[The task]:
Copy exactly, and only, the lines from the one containing "Decode this image" through the last line of the records below.

[Source material]:
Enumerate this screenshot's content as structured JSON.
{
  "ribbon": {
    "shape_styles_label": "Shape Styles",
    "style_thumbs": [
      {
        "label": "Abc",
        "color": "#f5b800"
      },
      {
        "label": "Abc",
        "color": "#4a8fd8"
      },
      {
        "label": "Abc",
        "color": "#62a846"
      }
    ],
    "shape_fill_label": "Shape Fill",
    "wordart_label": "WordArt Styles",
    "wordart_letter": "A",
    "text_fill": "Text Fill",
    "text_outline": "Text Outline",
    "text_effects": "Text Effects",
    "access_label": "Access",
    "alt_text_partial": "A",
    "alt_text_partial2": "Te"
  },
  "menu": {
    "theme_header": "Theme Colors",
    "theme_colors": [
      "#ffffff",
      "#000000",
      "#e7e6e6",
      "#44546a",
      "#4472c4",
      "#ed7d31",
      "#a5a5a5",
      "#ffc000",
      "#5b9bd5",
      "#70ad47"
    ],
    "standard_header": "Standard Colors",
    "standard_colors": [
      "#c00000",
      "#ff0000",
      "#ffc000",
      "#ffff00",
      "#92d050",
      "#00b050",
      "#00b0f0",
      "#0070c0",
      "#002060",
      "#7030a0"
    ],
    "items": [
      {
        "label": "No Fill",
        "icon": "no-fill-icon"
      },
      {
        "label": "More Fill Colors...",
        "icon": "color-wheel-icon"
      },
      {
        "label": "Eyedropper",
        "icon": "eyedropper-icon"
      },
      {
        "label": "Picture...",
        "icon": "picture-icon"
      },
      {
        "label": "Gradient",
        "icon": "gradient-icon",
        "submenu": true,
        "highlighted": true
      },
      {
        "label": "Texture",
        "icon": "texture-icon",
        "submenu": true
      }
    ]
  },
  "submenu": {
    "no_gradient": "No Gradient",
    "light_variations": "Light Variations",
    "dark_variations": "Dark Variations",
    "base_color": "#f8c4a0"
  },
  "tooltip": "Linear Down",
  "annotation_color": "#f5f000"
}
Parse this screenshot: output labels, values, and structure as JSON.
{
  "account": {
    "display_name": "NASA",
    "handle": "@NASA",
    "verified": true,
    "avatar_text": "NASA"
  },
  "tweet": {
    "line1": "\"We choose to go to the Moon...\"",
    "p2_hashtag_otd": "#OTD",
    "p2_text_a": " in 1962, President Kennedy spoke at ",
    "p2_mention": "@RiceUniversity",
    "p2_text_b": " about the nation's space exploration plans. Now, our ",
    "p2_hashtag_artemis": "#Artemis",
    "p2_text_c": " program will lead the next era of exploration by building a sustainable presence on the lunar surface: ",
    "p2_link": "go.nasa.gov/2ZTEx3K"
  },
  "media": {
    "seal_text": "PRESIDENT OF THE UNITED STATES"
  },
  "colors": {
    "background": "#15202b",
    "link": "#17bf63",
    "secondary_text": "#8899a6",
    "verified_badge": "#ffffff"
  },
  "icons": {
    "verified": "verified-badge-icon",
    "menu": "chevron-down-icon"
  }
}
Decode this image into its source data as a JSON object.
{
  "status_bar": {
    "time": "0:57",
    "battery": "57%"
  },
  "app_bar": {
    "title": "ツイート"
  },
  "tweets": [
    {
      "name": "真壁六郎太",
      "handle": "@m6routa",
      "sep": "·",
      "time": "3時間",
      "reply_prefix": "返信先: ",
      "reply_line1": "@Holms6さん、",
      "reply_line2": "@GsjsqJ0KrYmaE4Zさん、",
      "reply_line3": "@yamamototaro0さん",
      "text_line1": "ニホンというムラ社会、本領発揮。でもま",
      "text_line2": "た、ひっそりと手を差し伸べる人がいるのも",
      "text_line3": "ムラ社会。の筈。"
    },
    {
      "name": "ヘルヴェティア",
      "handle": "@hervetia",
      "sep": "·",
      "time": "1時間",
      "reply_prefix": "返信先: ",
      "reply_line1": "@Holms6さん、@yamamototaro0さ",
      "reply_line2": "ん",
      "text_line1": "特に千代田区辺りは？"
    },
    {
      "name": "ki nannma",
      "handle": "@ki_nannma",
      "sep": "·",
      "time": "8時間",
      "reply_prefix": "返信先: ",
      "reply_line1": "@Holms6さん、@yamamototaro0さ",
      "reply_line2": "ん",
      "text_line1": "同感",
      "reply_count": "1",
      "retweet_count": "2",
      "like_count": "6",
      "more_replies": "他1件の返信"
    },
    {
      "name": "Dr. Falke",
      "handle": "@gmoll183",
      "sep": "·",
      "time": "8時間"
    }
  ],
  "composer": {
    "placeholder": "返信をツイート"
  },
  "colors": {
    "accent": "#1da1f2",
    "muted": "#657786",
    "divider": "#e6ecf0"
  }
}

[Output of the exercise]:
Decode this image into its source data as a JSON object.
{
  "status_bar": {
    "time": "0:57",
    "battery": "57%"
  },
  "app_bar": {
    "title": "ツイート"
  },
  "tweets": [
    {
      "name": "真壁六郎太",
      "handle": "@m6routa",
      "sep": "·",
      "time": "3時間",
      "reply_prefix": "返信先: ",
      "reply_line1": "@Holms6さん、",
      "reply_line2": "@GsjsqJ0KrYmaE4Zさん、",
      "reply_line3": "@yamamototaro0さん",
      "text_line1": "ニホンというムラ社会、本領発揮。でもま",
      "text_line2": "た、ひっそりと手を差し伸べる人がいるのも",
      "text_line3": "ムラ社会。の筈。"
    },
    {
      "name": "ヘルヴェティア",
      "handle": "@hervetia",
      "sep": "·",
      "time": "1時間",
      "reply_prefix": "返信先: ",
      "reply_line1": "@Holms6さん、@yamamototaro0さ",
      "reply_line2": "ん",
      "text_line1": "特に千代田区辺りは？"
    },
    {
      "name": "ki nannma",
      "handle": "@ki_nannma",
      "sep": "·",
      "time": "8時間",
      "reply_prefix": "返信先: ",
      "reply_line1": "@Holms6さん、@yamamototaro0さ",
      "reply_line2": "ん",
      "text_line1": "同感",
      "reply_count": "1",
      "retweet_count": "2",
      "like_count": "6",
      "more_replies": "他1件の返信"
    },
    {
      "name": "Dr. Falke",
      "handle": "@gmoll183",
      "sep": "·",
      "time": "8時間"
    }
  ],
  "composer": {
    "placeholder": "返信をツイート"
  },
  "colors": {
    "accent": "#1da1f2",
    "muted": "#657786",
    "divider": "#e6ecf0"
  }
}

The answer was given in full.